(Data records for software interfaces)
● ● ● ● ●

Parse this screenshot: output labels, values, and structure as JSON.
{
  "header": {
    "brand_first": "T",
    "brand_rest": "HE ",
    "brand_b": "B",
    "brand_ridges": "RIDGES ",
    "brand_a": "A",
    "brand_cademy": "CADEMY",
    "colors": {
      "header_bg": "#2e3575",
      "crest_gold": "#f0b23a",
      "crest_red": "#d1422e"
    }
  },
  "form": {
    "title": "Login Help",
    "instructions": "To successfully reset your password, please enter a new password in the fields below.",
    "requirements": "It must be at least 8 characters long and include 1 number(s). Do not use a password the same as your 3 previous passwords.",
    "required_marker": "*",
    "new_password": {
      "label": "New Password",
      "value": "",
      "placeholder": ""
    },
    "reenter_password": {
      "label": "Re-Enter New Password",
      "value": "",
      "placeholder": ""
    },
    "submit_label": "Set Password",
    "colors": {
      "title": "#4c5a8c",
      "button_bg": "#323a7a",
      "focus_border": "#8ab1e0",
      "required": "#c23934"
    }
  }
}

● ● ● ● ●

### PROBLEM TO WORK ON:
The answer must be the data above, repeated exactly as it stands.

### OUTPUT FOR THIS TASK:
Parse this screenshot: output labels, values, and structure as JSON.
{
  "header": {
    "brand_first": "T",
    "brand_rest": "HE ",
    "brand_b": "B",
    "brand_ridges": "RIDGES ",
    "brand_a": "A",
    "brand_cademy": "CADEMY",
    "colors": {
      "header_bg": "#2e3575",
      "crest_gold": "#f0b23a",
      "crest_red": "#d1422e"
    }
  },
  "form": {
    "title": "Login Help",
    "instructions": "To successfully reset your password, please enter a new password in the fields below.",
    "requirements": "It must be at least 8 characters long and include 1 number(s). Do not use a password the same as your 3 previous passwords.",
    "required_marker": "*",
    "new_password": {
      "label": "New Password",
      "value": "",
      "placeholder": ""
    },
    "reenter_password": {
      "label": "Re-Enter New Password",
      "value": "",
      "placeholder": ""
    },
    "submit_label": "Set Password",
    "colors": {
      "title": "#4c5a8c",
      "button_bg": "#323a7a",
      "focus_border": "#8ab1e0",
      "required": "#c23934"
    }
  }
}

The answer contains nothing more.